  20. ^ Hammond's Rreview

External linksEdit

Other referencesEdit

  • Biella, Joan (2004) Dictionary of Old South Arabian – Sabaean Dialect Eisenbrauns, Winola Lake, Indiana, USA
  • Hubbard, David (1956) The Literary Sources of the Kebra Nagast PhD dissertation., St.Andrews University, Scotland
  • Leslau, Wolf (1991) Comparative Dictionary of Ge’ez Otto Harrassowitz, Wiesbaden, Germany
  • Rabin, Chaim (1951) Ancient West Arabian London: Taylor's Foreign Press
  • Savoie, Denis (2009), Sundials: Design, Construction, and Use Springer Praxis, ISBN 978-0-387-09801-2 (see pp. 163–164)
  • Schneider, Roger (1973) Deux inscriptions subarabiques du Tigre.
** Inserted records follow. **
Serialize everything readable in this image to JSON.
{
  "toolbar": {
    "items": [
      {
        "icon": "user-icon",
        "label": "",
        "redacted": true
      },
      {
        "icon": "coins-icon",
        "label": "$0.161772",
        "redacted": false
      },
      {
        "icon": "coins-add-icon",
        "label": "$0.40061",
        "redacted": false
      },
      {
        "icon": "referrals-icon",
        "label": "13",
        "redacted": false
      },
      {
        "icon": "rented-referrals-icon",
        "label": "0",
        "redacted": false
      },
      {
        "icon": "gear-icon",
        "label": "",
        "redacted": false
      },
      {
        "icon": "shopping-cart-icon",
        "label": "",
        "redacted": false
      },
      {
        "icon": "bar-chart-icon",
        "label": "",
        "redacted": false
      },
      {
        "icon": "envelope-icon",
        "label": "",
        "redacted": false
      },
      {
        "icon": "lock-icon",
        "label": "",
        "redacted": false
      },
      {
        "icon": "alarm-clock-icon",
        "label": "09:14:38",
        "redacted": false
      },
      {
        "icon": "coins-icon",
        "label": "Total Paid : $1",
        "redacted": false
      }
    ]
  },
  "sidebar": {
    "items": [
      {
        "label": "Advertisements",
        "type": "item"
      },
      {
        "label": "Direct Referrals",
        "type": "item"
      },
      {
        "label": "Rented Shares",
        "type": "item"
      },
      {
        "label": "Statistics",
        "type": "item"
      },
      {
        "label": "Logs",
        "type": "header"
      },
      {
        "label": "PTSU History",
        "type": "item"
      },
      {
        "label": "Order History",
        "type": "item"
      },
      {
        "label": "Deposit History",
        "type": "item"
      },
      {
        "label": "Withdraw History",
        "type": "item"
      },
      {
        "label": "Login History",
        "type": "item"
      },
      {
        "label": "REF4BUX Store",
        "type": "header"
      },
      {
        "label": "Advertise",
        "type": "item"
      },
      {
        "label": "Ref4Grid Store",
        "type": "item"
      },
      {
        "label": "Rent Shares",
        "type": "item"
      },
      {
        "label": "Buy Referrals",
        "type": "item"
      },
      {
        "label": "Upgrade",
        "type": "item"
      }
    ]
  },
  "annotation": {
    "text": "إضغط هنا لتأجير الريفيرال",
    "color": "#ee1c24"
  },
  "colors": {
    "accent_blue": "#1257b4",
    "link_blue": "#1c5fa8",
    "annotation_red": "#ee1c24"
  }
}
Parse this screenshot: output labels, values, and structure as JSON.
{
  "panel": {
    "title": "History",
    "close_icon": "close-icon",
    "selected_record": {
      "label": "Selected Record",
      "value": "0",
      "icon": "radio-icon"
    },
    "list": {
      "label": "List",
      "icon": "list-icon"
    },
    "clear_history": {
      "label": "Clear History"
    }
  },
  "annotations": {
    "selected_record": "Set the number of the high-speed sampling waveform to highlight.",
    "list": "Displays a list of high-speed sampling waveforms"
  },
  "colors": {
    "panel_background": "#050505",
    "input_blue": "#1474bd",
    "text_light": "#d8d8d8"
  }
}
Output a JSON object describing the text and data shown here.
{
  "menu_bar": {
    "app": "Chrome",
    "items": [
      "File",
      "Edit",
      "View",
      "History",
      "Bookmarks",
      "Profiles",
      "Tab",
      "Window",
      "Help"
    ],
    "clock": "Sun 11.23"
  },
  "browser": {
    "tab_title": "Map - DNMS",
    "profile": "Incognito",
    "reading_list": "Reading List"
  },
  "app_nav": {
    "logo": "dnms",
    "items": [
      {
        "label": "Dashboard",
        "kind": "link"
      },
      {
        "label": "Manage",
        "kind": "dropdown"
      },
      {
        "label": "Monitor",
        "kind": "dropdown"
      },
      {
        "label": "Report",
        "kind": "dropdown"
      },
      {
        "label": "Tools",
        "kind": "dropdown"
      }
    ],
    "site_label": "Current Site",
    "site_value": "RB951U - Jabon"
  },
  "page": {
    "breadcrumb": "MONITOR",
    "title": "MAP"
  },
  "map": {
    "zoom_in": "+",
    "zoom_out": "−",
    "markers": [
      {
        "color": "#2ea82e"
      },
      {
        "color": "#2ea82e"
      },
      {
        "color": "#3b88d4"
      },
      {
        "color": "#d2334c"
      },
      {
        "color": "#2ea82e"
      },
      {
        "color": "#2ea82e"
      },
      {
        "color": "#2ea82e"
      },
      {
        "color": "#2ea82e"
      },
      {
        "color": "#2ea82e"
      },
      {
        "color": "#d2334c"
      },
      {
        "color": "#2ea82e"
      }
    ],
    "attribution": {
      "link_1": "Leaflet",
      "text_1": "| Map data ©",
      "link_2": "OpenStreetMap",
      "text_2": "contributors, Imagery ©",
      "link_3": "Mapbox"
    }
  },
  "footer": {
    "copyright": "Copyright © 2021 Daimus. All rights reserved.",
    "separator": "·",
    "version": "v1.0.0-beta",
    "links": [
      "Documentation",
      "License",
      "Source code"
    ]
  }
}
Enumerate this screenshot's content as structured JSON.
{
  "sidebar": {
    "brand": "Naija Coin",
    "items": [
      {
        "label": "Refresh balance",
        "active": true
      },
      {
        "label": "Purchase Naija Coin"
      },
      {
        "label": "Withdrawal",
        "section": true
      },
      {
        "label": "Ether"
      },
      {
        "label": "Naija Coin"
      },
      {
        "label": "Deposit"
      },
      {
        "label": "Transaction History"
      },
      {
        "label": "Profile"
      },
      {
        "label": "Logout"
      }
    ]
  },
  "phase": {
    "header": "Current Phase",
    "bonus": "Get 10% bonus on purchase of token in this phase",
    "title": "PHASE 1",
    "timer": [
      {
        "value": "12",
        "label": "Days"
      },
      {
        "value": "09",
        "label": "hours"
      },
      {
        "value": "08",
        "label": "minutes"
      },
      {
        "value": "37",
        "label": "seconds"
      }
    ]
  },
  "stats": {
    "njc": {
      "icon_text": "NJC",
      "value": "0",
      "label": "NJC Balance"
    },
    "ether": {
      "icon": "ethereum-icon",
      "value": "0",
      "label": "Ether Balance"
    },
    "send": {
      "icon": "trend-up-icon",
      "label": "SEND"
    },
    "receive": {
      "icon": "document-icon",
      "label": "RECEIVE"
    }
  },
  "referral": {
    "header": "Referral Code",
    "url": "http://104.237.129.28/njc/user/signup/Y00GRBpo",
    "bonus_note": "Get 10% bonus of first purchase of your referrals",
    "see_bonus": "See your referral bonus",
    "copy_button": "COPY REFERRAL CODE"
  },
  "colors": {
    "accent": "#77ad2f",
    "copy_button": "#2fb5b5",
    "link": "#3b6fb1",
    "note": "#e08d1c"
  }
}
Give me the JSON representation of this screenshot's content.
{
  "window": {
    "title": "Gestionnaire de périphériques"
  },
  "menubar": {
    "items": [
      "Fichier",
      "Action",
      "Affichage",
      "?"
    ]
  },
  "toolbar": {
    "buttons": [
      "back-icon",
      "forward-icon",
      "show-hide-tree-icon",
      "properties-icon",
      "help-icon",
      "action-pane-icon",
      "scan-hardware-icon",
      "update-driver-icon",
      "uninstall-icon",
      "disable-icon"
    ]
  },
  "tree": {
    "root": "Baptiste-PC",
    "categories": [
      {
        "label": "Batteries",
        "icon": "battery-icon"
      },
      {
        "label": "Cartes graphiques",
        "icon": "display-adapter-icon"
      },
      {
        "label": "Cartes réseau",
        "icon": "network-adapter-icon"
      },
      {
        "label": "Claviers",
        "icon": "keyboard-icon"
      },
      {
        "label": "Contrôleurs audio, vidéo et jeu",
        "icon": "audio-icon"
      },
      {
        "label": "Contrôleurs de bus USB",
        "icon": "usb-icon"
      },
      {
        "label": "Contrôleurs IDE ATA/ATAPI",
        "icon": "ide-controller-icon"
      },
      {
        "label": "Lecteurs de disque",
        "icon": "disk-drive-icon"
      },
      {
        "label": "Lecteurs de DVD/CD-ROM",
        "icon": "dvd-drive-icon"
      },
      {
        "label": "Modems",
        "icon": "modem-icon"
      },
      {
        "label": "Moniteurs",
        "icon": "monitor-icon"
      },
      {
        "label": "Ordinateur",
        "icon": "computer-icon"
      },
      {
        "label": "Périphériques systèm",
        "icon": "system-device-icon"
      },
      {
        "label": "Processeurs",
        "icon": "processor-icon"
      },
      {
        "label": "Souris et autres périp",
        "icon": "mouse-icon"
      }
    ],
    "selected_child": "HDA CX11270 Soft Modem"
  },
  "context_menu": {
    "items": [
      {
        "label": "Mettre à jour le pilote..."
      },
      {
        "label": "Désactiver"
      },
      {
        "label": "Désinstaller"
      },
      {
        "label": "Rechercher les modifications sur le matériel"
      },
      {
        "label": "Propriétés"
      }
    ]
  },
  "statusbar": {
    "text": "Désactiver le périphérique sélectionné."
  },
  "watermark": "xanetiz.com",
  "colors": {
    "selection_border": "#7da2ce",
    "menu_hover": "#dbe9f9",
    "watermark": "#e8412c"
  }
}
Leiden, Netherlands: Bibliotheca Orientalis, 30, 1973, 385-387
  • Ullendorff, Edward (1956) Hebraic Jewish Elements in Abyssinian (Monophysite) Christianity in Journal of Semitic Studies, 1, no.3, 216-256
  • Ullendorff, Edward (1960) The Ethiopians London: Oxford University Press
  • Ullendorff, Edward (1968) Ethiopia and the Bible London: Oxford University Press